In families with addictions, there may be a lot of yelling, violence, or the reverse, non-involvement. All of these features cause acute pain.
Some Causes of Dysfunction in a Family
Now that you have a picture of the pieces that go into the dysfunctional family construct, you may want to know the causes.
Many things can be at play. For instance, there could be a history of mental illness, health issues, or physical or verbal abuse. Maybe the parent grew up in a violent home, and now they’ve created one themselves.
Sometimes, however, the dysfunction is created by unpredictable life challenges. Maybe high stress due to the loss of a job, which leads to frustration, depression, and maybe even domestic abuse.
While I was working with Worker’s Compensation patients, the stress caused by their detrimental injuries and subsequent job loss was unbearable for some of my clients. Often they became depressed, abusive, suicidal, and sometimes even homicidal.
The loss of identity changes the family dynamics, and a situation that didn’t previously exist becomes prevalent.

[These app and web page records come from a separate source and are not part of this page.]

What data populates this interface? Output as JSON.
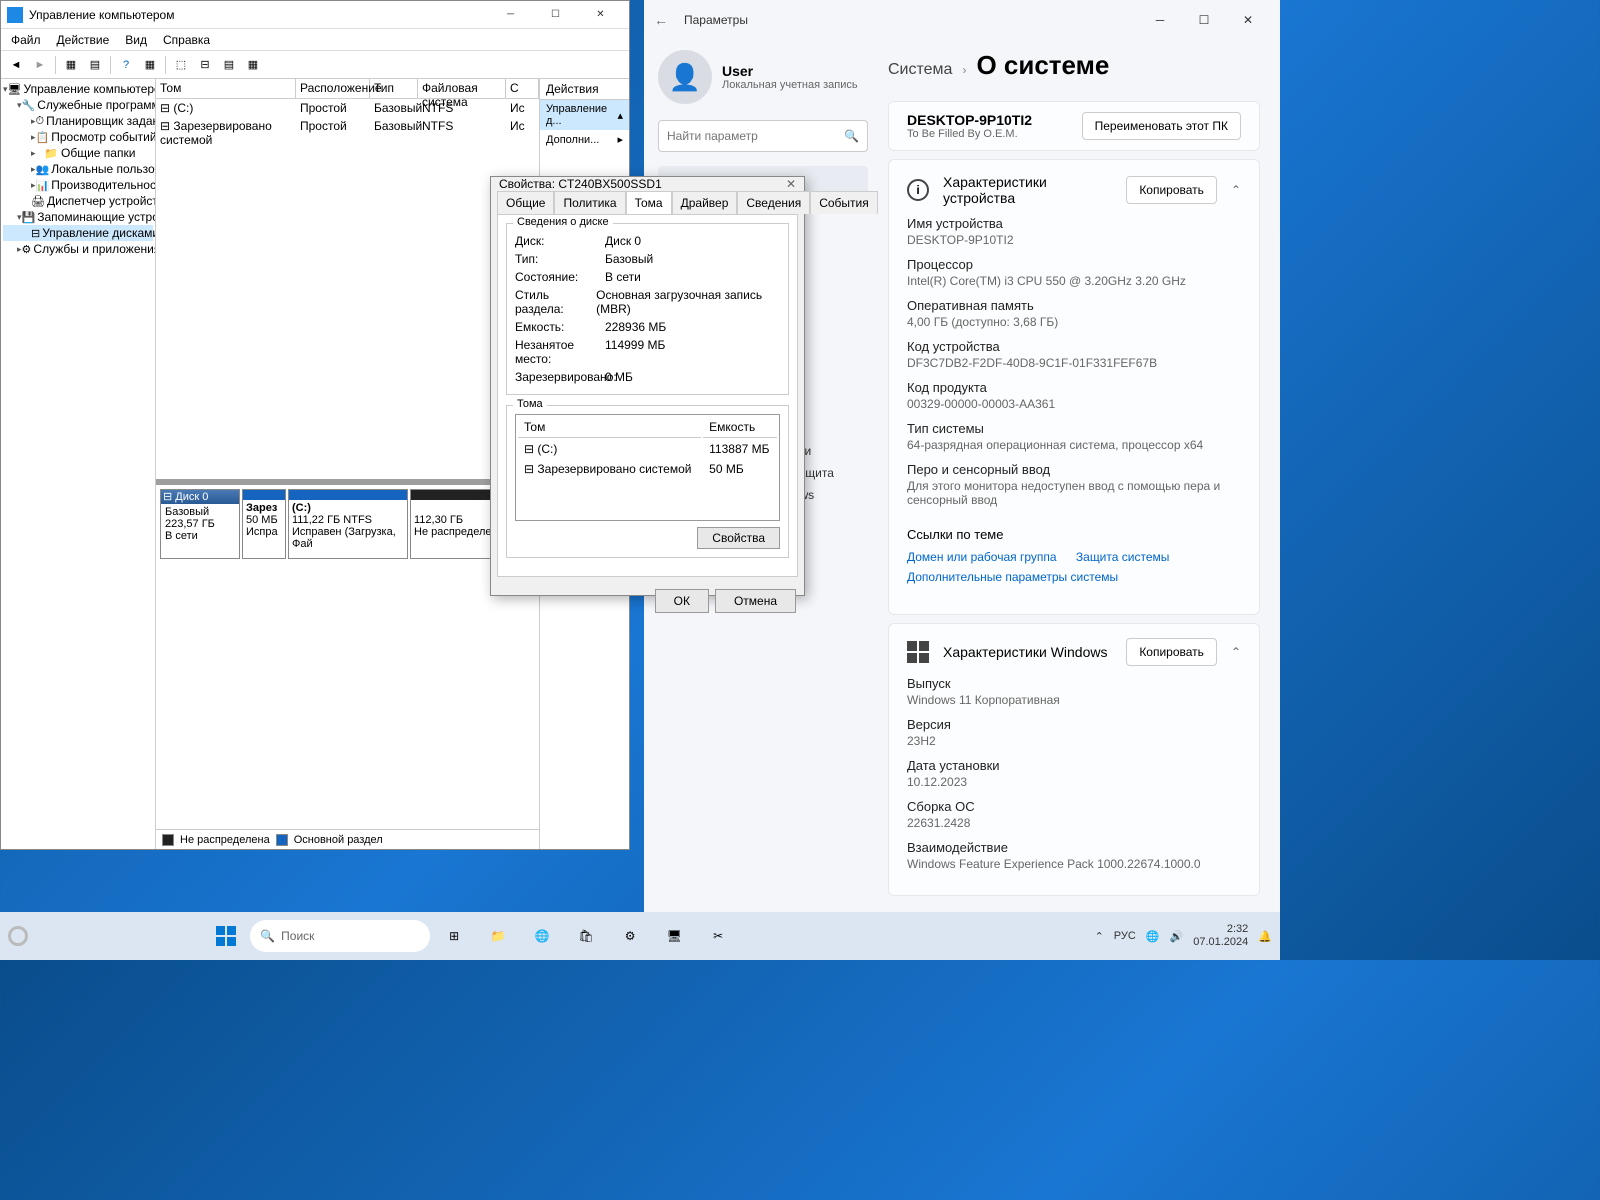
{
  "compmgmt": {
    "title": "Управление компьютером",
    "menu": [
      "Файл",
      "Действие",
      "Вид",
      "Справка"
    ],
    "tree": {
      "root": "Управление компьютером (л",
      "services_root": "Служебные программы",
      "services": [
        "Планировщик заданий",
        "Просмотр событий",
        "Общие папки",
        "Локальные пользова",
        "Производительность",
        "Диспетчер устройств"
      ],
      "storage_root": "Запоминающие устройст",
      "storage_item": "Управление дисками",
      "apps": "Службы и приложения"
    },
    "vol_headers": {
      "tom": "Том",
      "layout": "Расположение",
      "type": "Тип",
      "fs": "Файловая система",
      "status": "С"
    },
    "volumes": [
      {
        "tom": "(C:)",
        "layout": "Простой",
        "type": "Базовый",
        "fs": "NTFS",
        "status": "Ис"
      },
      {
        "tom": "Зарезервировано системой",
        "layout": "Простой",
        "type": "Базовый",
        "fs": "NTFS",
        "status": "Ис"
      }
    ],
    "actions_title": "Действия",
    "actions_item1": "Управление д...",
    "actions_item2": "Дополни...",
    "disk": {
      "label": "Диск 0",
      "type": "Базовый",
      "size": "223,57 ГБ",
      "status": "В сети",
      "parts": [
        {
          "name": "Зарез",
          "size": "50 МБ",
          "status": "Испра",
          "color": "#1565c0"
        },
        {
          "name": "(C:)",
          "sub": "111,22 ГБ NTFS",
          "status": "Исправен (Загрузка, Фай",
          "color": "#1565c0"
        },
        {
          "name": "",
          "sub": "112,30 ГБ",
          "status": "Не распределена",
          "color": "#222"
        }
      ]
    },
    "legend": {
      "unalloc": "Не распределена",
      "primary": "Основной раздел"
    }
  },
  "propdlg": {
    "title": "Свойства: CT240BX500SSD1",
    "tabs": [
      "Общие",
      "Политика",
      "Тома",
      "Драйвер",
      "Сведения",
      "События"
    ],
    "active_tab": 2,
    "group1_label": "Сведения о диске",
    "rows": [
      {
        "k": "Диск:",
        "v": "Диск 0"
      },
      {
        "k": "Тип:",
        "v": "Базовый"
      },
      {
        "k": "Состояние:",
        "v": "В сети"
      },
      {
        "k": "Стиль раздела:",
        "v": "Основная загрузочная запись (MBR)"
      },
      {
        "k": "Емкость:",
        "v": "228936 МБ"
      },
      {
        "k": "Незанятое место:",
        "v": "114999 МБ"
      },
      {
        "k": "Зарезервировано:",
        "v": "0 МБ"
      }
    ],
    "group2_label": "Тома",
    "vol_headers": {
      "tom": "Том",
      "cap": "Емкость"
    },
    "vols": [
      {
        "tom": "(C:)",
        "cap": "113887 МБ"
      },
      {
        "tom": "Зарезервировано системой",
        "cap": "50 МБ"
      }
    ],
    "props_btn": "Свойства",
    "ok": "ОК",
    "cancel": "Отмена"
  },
  "settings": {
    "app_title": "Параметры",
    "user_name": "User",
    "user_sub": "Локальная учетная запись",
    "search_ph": "Найти параметр",
    "nav_system": "Система",
    "nav_items_hidden": [
      "Специальные возможности",
      "Конфиденциальность и защита",
      "Центр обновления Windows"
    ],
    "breadcrumb_parent": "Система",
    "breadcrumb_current": "О системе",
    "device_name": "DESKTOP-9P10TI2",
    "device_sub": "To Be Filled By O.E.M.",
    "rename_btn": "Переименовать этот ПК",
    "spec_title": "Характеристики устройства",
    "copy_btn": "Копировать",
    "specs": [
      {
        "k": "Имя устройства",
        "v": "DESKTOP-9P10TI2"
      },
      {
        "k": "Процессор",
        "v": "Intel(R) Core(TM) i3 CPU         550  @ 3.20GHz   3.20 GHz"
      },
      {
        "k": "Оперативная память",
        "v": "4,00 ГБ (доступно: 3,68 ГБ)"
      },
      {
        "k": "Код устройства",
        "v": "DF3C7DB2-F2DF-40D8-9C1F-01F331FEF67B"
      },
      {
        "k": "Код продукта",
        "v": "00329-00000-00003-AA361"
      },
      {
        "k": "Тип системы",
        "v": "64-разрядная операционная система, процессор x64"
      },
      {
        "k": "Перо и сенсорный ввод",
        "v": "Для этого монитора недоступен ввод с помощью пера и сенсорный ввод"
      }
    ],
    "links_title": "Ссылки по теме",
    "links": [
      "Домен или рабочая группа",
      "Защита системы",
      "Дополнительные параметры системы"
    ],
    "win_title": "Характеристики Windows",
    "win_specs": [
      {
        "k": "Выпуск",
        "v": "Windows 11 Корпоративная"
      },
      {
        "k": "Версия",
        "v": "23H2"
      },
      {
        "k": "Дата установки",
        "v": "10.12.2023"
      },
      {
        "k": "Сборка ОС",
        "v": "22631.2428"
      },
      {
        "k": "Взаимодействие",
        "v": "Windows Feature Experience Pack 1000.22674.1000.0"
      }
    ]
  },
  "taskbar": {
    "search_ph": "Поиск",
    "lang": "РУС",
    "time": "2:32",
    "date": "07.01.2024"
  }
}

Roles change, thereby creating a great deal of havoc within the family.
Growing up in a dysfunctional family can leave many scars. Those scars may appear as:
Difficulty starting and maintaining relationships

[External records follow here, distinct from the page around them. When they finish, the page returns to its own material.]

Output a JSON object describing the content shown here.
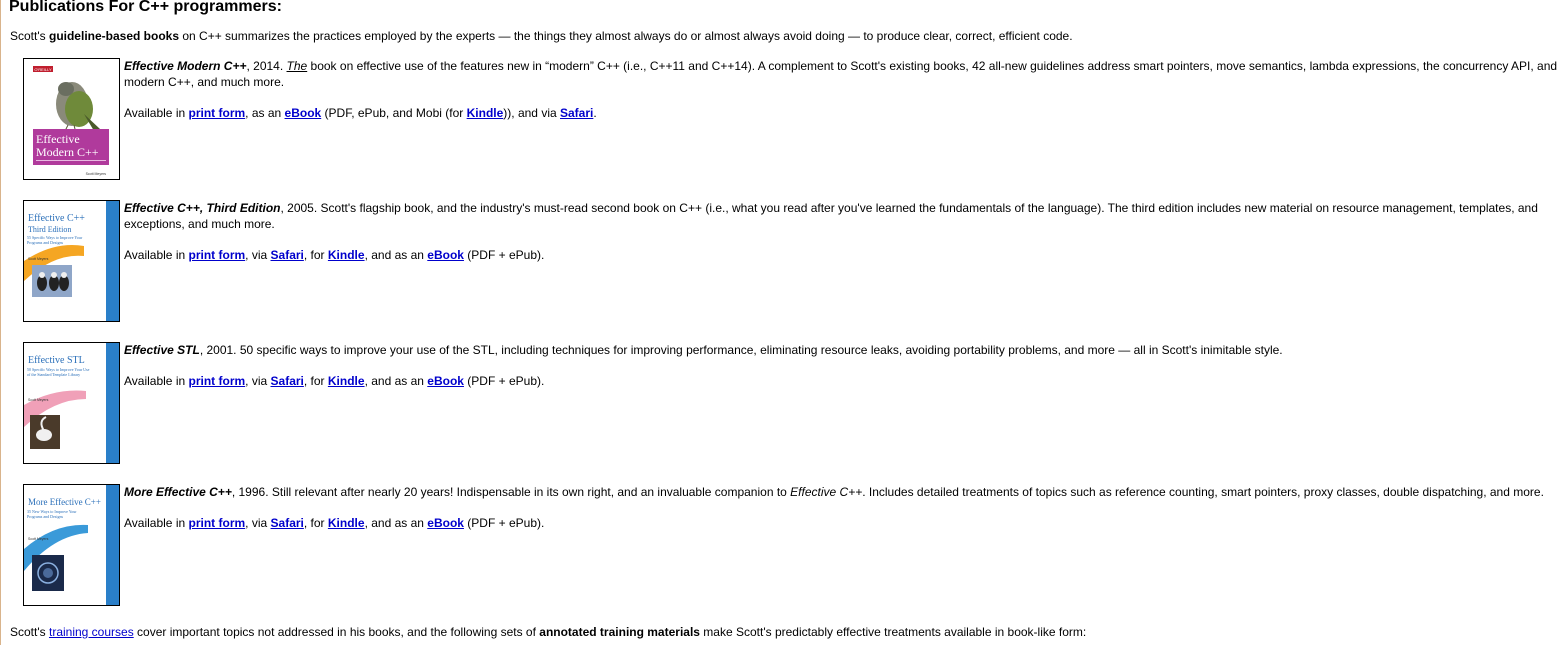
{
  "heading": "Publications For C++ programmers:",
  "intro": {
    "prefix": "Scott's ",
    "bold": "guideline-based books",
    "suffix": " on C++ summarizes the practices employed by the experts — the things they almost always do or almost always avoid doing — to produce clear, correct, efficient code."
  },
  "books": [
    {
      "title": "Effective Modern C++",
      "year_text": ", 2014. ",
      "the": "The",
      "desc": " book on effective use of the features new in “modern” C++ (i.e., C++11 and C++14). A complement to Scott's existing books, 42 all-new guidelines address smart pointers, move semantics, lambda expressions, the concurrency API, and other aspects of",
      "desc2": "modern C++, and much more.",
      "avail": {
        "p1": "Available in ",
        "l1": "print form",
        "p2": ", as an ",
        "l2": "eBook",
        "p3": " (PDF, ePub, and Mobi (for ",
        "l3": "Kindle",
        "p4": ")), and via ",
        "l4": "Safari",
        "p5": "."
      },
      "cover": {
        "publisher": "O'REILLY",
        "line1": "Effective",
        "line2": "Modern C++",
        "author": "Scott Meyers",
        "color": "#b03a9c"
      }
    },
    {
      "title": "Effective C++, Third Edition",
      "year_text": ", 2005. ",
      "desc": "Scott's flagship book, and the industry's must-read second book on C++ (i.e., what you read after you've learned the fundamentals of the language). The third edition includes new material on resource management, templates, and",
      "desc2": "exceptions, and much more.",
      "avail": {
        "p1": "Available in ",
        "l1": "print form",
        "p2": ", via ",
        "l2": "Safari",
        "p3": ", for ",
        "l3": "Kindle",
        "p4": ", and as an ",
        "l4": "eBook",
        "p5": " (PDF + ePub)."
      },
      "cover": {
        "line1": "Effective C++",
        "line2": "Third Edition",
        "sub": "55 Specific Ways to Improve Your Programs and Designs",
        "author": "Scott Meyers",
        "color": "#f5a623"
      }
    },
    {
      "title": "Effective STL",
      "year_text": ", 2001. ",
      "desc": "50 specific ways to improve your use of the STL, including techniques for improving performance, eliminating resource leaks, avoiding portability problems, and more — all in Scott's inimitable style.",
      "desc2": "",
      "avail": {
        "p1": "Available in ",
        "l1": "print form",
        "p2": ", via ",
        "l2": "Safari",
        "p3": ", for ",
        "l3": "Kindle",
        "p4": ", and as an ",
        "l4": "eBook",
        "p5": " (PDF + ePub)."
      },
      "cover": {
        "line1": "Effective STL",
        "sub": "50 Specific Ways to Improve Your Use of the Standard Template Library",
        "author": "Scott Meyers",
        "color": "#f0a0b8"
      }
    },
    {
      "title": "More Effective C++",
      "year_text": ", 1996. ",
      "desc_a": "Still relevant after nearly 20 years! Indispensable in its own right, and an invaluable companion to ",
      "desc_em": "Effective C++",
      "desc_b": ". Includes detailed treatments of topics such as reference counting, smart pointers, proxy classes, double dispatching, and more.",
      "desc2": "",
      "avail": {
        "p1": "Available in ",
        "l1": "print form",
        "p2": ", via ",
        "l2": "Safari",
        "p3": ", for ",
        "l3": "Kindle",
        "p4": ", and as an ",
        "l4": "eBook",
        "p5": " (PDF + ePub)."
      },
      "cover": {
        "line1": "More Effective C++",
        "sub": "35 New Ways to Improve Your Programs and Designs",
        "author": "Scott Meyers",
        "color": "#3a9ad9"
      }
    }
  ],
  "footer": {
    "p1": "Scott's ",
    "link": "training courses",
    "p2": " cover important topics not addressed in his books, and the following sets of ",
    "bold": "annotated training materials",
    "p3": " make Scott's predictably effective treatments available in book-like form:"
  },
  "colors": {
    "link": "#0000cc",
    "left_border": "#d9b48c"
  }
}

Difficulty communicating feelings
Lack of self-worth
Chronic anxiety or depression
Ways You Can Heal From a Dysfunctional Family

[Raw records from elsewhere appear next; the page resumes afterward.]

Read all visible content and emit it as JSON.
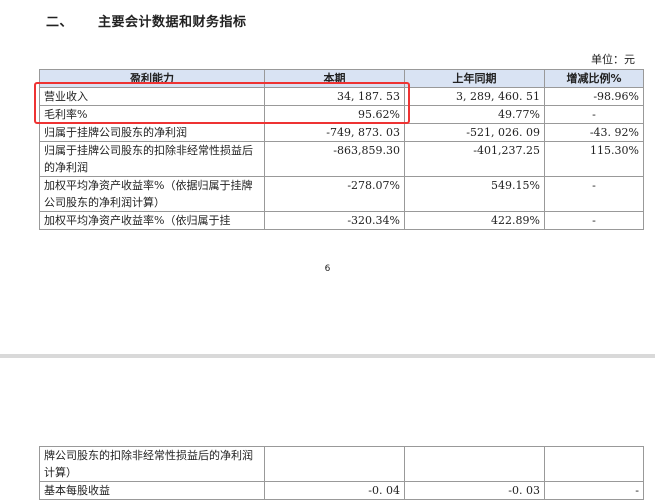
{
  "heading": {
    "number": "二、",
    "title": "主要会计数据和财务指标"
  },
  "unit": "单位：元",
  "table": {
    "headers": [
      "盈利能力",
      "本期",
      "上年同期",
      "增减比例%"
    ],
    "rows": [
      {
        "label": "营业收入",
        "current": "34, 187. 53",
        "previous": "3, 289, 460. 51",
        "change": "-98.96%"
      },
      {
        "label": "毛利率%",
        "current": "95.62%",
        "previous": "49.77%",
        "change": "-"
      },
      {
        "label": "归属于挂牌公司股东的净利润",
        "current": "-749, 873. 03",
        "previous": "-521, 026. 09",
        "change": "-43. 92%"
      },
      {
        "label": "归属于挂牌公司股东的扣除非经常性损益后的净利润",
        "current": "-863,859.30",
        "previous": "-401,237.25",
        "change": "115.30%"
      },
      {
        "label": "加权平均净资产收益率%（依据归属于挂牌公司股东的净利润计算）",
        "current": "-278.07%",
        "previous": "549.15%",
        "change": "-"
      },
      {
        "label": "加权平均净资产收益率%（依归属于挂",
        "current": "-320.34%",
        "previous": "422.89%",
        "change": "-"
      }
    ]
  },
  "page_number": "6",
  "continued": {
    "rows": [
      {
        "label": "牌公司股东的扣除非经常性损益后的净利润计算）",
        "current": "",
        "previous": "",
        "change": ""
      },
      {
        "label": "基本每股收益",
        "current": "-0. 04",
        "previous": "-0. 03",
        "change": "-"
      }
    ]
  }
}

If you grew up in a dysfunctional household, you may feel a sense of hopelessness. But all is not lost. There are many things you can do to heal and live a balanced and productive life.
Here are some suggestions to get you on your way:
Get some therapy. A good therapist can help you look at those old, internal wounds, and work with you to help heal them.
Understand that as a child, you didn’t have a voice, but as an adult, you do.
Realize that no matter what you were told, you are worthy of love. You matter!
Learn to express your feelings. They’re in there.
Stay away from the toxic environment as much as possible.
Stop repeating the cycle you lived in. It is necessary to find a new normal.
Understand that your past does not define you. As an adult, you can make different choices.
Stop blaming your past. Do things differently; that’s the best way to move forward.
Give up any unbecoming role/s you played. What role did you play? Is it something that works for you? Or something you need to discard?
You are not a victim anymore unless you allow yourself to be.
Know that you can’t change people. You can only change yourself. By virtue of that, you change the behavior of others.
Growing up in a dysfunctional family can be brutal. It’s an ongoing war that leaves multiple battle scars.
As an adult, you don’t have to keep fighting the war. You can end it. And while you might always have flashbacks, don’t let them dictate your present life.
You can make different choices. Initially, you may have to do things that go against the grain of who you believe you are. But by doing these things over and over again, things can change.
The cycle of dysfunction can be broken. A new and improved cycle can be built, and you can be the one to do it!